> REQUIRED ACTION: For this exercise, print all of the entries exactly as given.

(RAW DATA Opens)

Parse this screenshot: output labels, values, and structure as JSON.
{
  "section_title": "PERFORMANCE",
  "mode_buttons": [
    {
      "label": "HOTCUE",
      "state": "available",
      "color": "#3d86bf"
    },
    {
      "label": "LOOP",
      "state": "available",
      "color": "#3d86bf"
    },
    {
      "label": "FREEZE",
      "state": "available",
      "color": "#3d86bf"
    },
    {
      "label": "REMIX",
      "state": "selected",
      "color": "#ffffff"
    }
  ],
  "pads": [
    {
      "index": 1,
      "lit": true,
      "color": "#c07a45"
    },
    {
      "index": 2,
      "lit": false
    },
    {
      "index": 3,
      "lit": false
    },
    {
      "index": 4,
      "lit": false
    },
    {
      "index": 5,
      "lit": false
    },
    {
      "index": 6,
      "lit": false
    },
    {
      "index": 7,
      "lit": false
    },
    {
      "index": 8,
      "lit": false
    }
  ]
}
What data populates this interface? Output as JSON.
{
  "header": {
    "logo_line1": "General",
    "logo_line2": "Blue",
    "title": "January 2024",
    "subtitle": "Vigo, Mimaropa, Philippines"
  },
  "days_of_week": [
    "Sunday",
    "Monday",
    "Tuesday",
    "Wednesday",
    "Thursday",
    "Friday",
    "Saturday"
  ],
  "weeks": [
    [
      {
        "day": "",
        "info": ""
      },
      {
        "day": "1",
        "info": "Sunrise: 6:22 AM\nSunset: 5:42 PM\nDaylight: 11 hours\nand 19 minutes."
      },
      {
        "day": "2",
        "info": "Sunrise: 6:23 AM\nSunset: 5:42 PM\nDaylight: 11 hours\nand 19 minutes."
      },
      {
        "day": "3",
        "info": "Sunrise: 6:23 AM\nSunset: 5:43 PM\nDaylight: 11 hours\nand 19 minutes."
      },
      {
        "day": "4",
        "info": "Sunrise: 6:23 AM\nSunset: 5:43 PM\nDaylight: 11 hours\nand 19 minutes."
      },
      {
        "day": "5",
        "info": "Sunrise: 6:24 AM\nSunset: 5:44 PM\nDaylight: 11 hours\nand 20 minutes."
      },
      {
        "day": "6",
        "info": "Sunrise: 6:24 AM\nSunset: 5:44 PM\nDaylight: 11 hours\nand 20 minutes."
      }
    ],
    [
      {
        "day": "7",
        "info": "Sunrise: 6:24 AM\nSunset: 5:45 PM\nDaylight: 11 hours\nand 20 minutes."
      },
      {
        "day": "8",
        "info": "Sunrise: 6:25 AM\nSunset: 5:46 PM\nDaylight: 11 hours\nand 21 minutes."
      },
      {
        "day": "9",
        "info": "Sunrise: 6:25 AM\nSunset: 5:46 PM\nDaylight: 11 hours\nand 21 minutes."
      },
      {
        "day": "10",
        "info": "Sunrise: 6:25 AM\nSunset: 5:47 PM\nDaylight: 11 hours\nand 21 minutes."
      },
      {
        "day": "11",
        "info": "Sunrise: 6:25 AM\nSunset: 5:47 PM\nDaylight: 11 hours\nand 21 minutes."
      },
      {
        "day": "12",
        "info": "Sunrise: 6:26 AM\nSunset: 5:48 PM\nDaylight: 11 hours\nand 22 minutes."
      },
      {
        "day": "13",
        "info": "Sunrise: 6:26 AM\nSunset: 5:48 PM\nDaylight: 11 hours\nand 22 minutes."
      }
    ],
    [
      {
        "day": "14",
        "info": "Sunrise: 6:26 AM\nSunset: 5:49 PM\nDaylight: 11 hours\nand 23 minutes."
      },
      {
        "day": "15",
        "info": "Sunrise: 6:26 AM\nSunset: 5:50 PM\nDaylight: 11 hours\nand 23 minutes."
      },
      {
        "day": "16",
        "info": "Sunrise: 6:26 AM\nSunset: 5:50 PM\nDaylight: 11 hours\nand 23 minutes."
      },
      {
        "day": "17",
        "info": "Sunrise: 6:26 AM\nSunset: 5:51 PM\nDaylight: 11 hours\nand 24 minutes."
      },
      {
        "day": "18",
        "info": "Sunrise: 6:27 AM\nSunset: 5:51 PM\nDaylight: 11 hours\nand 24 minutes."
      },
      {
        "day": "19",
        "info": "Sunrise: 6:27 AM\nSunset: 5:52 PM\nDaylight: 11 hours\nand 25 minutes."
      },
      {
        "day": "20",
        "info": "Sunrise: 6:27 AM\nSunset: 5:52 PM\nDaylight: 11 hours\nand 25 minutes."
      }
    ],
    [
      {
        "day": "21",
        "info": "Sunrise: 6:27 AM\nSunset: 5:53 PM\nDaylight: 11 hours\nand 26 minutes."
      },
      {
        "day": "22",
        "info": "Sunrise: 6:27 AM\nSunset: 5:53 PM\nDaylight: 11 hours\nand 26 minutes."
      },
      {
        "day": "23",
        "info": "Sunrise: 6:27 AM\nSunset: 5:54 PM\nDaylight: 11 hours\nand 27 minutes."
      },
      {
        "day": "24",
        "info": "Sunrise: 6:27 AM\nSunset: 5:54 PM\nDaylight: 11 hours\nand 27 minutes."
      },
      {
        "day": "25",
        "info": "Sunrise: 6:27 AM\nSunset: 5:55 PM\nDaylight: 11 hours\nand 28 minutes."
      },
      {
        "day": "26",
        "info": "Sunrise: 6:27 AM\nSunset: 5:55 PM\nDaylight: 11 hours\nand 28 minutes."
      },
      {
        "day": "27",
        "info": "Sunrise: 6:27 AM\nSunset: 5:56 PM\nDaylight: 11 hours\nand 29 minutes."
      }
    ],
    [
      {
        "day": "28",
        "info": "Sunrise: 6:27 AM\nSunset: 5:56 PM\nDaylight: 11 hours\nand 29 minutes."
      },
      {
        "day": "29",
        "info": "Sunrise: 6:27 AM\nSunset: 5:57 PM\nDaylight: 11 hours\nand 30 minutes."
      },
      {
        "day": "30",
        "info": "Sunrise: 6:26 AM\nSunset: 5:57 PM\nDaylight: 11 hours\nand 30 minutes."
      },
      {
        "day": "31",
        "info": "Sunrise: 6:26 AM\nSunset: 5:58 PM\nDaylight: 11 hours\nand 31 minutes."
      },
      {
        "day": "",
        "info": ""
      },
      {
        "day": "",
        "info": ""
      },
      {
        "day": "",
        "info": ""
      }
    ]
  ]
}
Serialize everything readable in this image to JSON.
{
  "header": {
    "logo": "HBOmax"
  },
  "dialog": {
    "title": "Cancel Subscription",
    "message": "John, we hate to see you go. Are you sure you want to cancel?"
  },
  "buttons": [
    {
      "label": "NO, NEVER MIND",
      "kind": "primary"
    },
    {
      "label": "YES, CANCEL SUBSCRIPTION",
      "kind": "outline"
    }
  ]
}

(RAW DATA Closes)

> ANSWER BOX:
Parse this screenshot: output labels, values, and structure as JSON.
{
  "section_title": "PERFORMANCE",
  "mode_buttons": [
    {
      "label": "HOTCUE",
      "state": "available",
      "color": "#3d86bf"
    },
    {
      "label": "LOOP",
      "state": "available",
      "color": "#3d86bf"
    },
    {
      "label": "FREEZE",
      "state": "available",
      "color": "#3d86bf"
    },
    {
      "label": "REMIX",
      "state": "selected",
      "color": "#ffffff"
    }
  ],
  "pads": [
    {
      "index": 1,
      "lit": true,
      "color": "#c07a45"
    },
    {
      "index": 2,
      "lit": false
    },
    {
      "index": 3,
      "lit": false
    },
    {
      "index": 4,
      "lit": false
    },
    {
      "index": 5,
      "lit": false
    },
    {
      "index": 6,
      "lit": false
    },
    {
      "index": 7,
      "lit": false
    },
    {
      "index": 8,
      "lit": false
    }
  ]
}
What data populates this interface? Output as JSON.
{
  "header": {
    "logo_line1": "General",
    "logo_line2": "Blue",
    "title": "January 2024",
    "subtitle": "Vigo, Mimaropa, Philippines"
  },
  "days_of_week": [
    "Sunday",
    "Monday",
    "Tuesday",
    "Wednesday",
    "Thursday",
    "Friday",
    "Saturday"
  ],
  "weeks": [
    [
      {
        "day": "",
        "info": ""
      },
      {
        "day": "1",
        "info": "Sunrise: 6:22 AM\nSunset: 5:42 PM\nDaylight: 11 hours\nand 19 minutes."
      },
      {
        "day": "2",
        "info": "Sunrise: 6:23 AM\nSunset: 5:42 PM\nDaylight: 11 hours\nand 19 minutes."
      },
      {
        "day": "3",
        "info": "Sunrise: 6:23 AM\nSunset: 5:43 PM\nDaylight: 11 hours\nand 19 minutes."
      },
      {
        "day": "4",
        "info": "Sunrise: 6:23 AM\nSunset: 5:43 PM\nDaylight: 11 hours\nand 19 minutes."
      },
      {
        "day": "5",
        "info": "Sunrise: 6:24 AM\nSunset: 5:44 PM\nDaylight: 11 hours\nand 20 minutes."
      },
      {
        "day": "6",
        "info": "Sunrise: 6:24 AM\nSunset: 5:44 PM\nDaylight: 11 hours\nand 20 minutes."
      }
    ],
    [
      {
        "day": "7",
        "info": "Sunrise: 6:24 AM\nSunset: 5:45 PM\nDaylight: 11 hours\nand 20 minutes."
      },
      {
        "day": "8",
        "info": "Sunrise: 6:25 AM\nSunset: 5:46 PM\nDaylight: 11 hours\nand 21 minutes."
      },
      {
        "day": "9",
        "info": "Sunrise: 6:25 AM\nSunset: 5:46 PM\nDaylight: 11 hours\nand 21 minutes."
      },
      {
        "day": "10",
        "info": "Sunrise: 6:25 AM\nSunset: 5:47 PM\nDaylight: 11 hours\nand 21 minutes."
      },
      {
        "day": "11",
        "info": "Sunrise: 6:25 AM\nSunset: 5:47 PM\nDaylight: 11 hours\nand 21 minutes."
      },
      {
        "day": "12",
        "info": "Sunrise: 6:26 AM\nSunset: 5:48 PM\nDaylight: 11 hours\nand 22 minutes."
      },
      {
        "day": "13",
        "info": "Sunrise: 6:26 AM\nSunset: 5:48 PM\nDaylight: 11 hours\nand 22 minutes."
      }
    ],
    [
      {
        "day": "14",
        "info": "Sunrise: 6:26 AM\nSunset: 5:49 PM\nDaylight: 11 hours\nand 23 minutes."
      },
      {
        "day": "15",
        "info": "Sunrise: 6:26 AM\nSunset: 5:50 PM\nDaylight: 11 hours\nand 23 minutes."
      },
      {
        "day": "16",
        "info": "Sunrise: 6:26 AM\nSunset: 5:50 PM\nDaylight: 11 hours\nand 23 minutes."
      },
      {
        "day": "17",
        "info": "Sunrise: 6:26 AM\nSunset: 5:51 PM\nDaylight: 11 hours\nand 24 minutes."
      },
      {
        "day": "18",
        "info": "Sunrise: 6:27 AM\nSunset: 5:51 PM\nDaylight: 11 hours\nand 24 minutes."
      },
      {
        "day": "19",
        "info": "Sunrise: 6:27 AM\nSunset: 5:52 PM\nDaylight: 11 hours\nand 25 minutes."
      },
      {
        "day": "20",
        "info": "Sunrise: 6:27 AM\nSunset: 5:52 PM\nDaylight: 11 hours\nand 25 minutes."
      }
    ],
    [
      {
        "day": "21",
        "info": "Sunrise: 6:27 AM\nSunset: 5:53 PM\nDaylight: 11 hours\nand 26 minutes."
      },
      {
        "day": "22",
        "info": "Sunrise: 6:27 AM\nSunset: 5:53 PM\nDaylight: 11 hours\nand 26 minutes."
      },
      {
        "day": "23",
        "info": "Sunrise: 6:27 AM\nSunset: 5:54 PM\nDaylight: 11 hours\nand 27 minutes."
      },
      {
        "day": "24",
        "info": "Sunrise: 6:27 AM\nSunset: 5:54 PM\nDaylight: 11 hours\nand 27 minutes."
      },
      {
        "day": "25",
        "info": "Sunrise: 6:27 AM\nSunset: 5:55 PM\nDaylight: 11 hours\nand 28 minutes."
      },
      {
        "day": "26",
        "info": "Sunrise: 6:27 AM\nSunset: 5:55 PM\nDaylight: 11 hours\nand 28 minutes."
      },
      {
        "day": "27",
        "info": "Sunrise: 6:27 AM\nSunset: 5:56 PM\nDaylight: 11 hours\nand 29 minutes."
      }
    ],
    [
      {
        "day": "28",
        "info": "Sunrise: 6:27 AM\nSunset: 5:56 PM\nDaylight: 11 hours\nand 29 minutes."
      },
      {
        "day": "29",
        "info": "Sunrise: 6:27 AM\nSunset: 5:57 PM\nDaylight: 11 hours\nand 30 minutes."
      },
      {
        "day": "30",
        "info": "Sunrise: 6:26 AM\nSunset: 5:57 PM\nDaylight: 11 hours\nand 30 minutes."
      },
      {
        "day": "31",
        "info": "Sunrise: 6:26 AM\nSunset: 5:58 PM\nDaylight: 11 hours\nand 31 minutes."
      },
      {
        "day": "",
        "info": ""
      },
      {
        "day": "",
        "info": ""
      },
      {
        "day": "",
        "info": ""
      }
    ]
  ]
}
Serialize everything readable in this image to JSON.
{
  "header": {
    "logo": "HBOmax"
  },
  "dialog": {
    "title": "Cancel Subscription",
    "message": "John, we hate to see you go. Are you sure you want to cancel?"
  },
  "buttons": [
    {
      "label": "NO, NEVER MIND",
      "kind": "primary"
    },
    {
      "label": "YES, CANCEL SUBSCRIPTION",
      "kind": "outline"
    }
  ]
}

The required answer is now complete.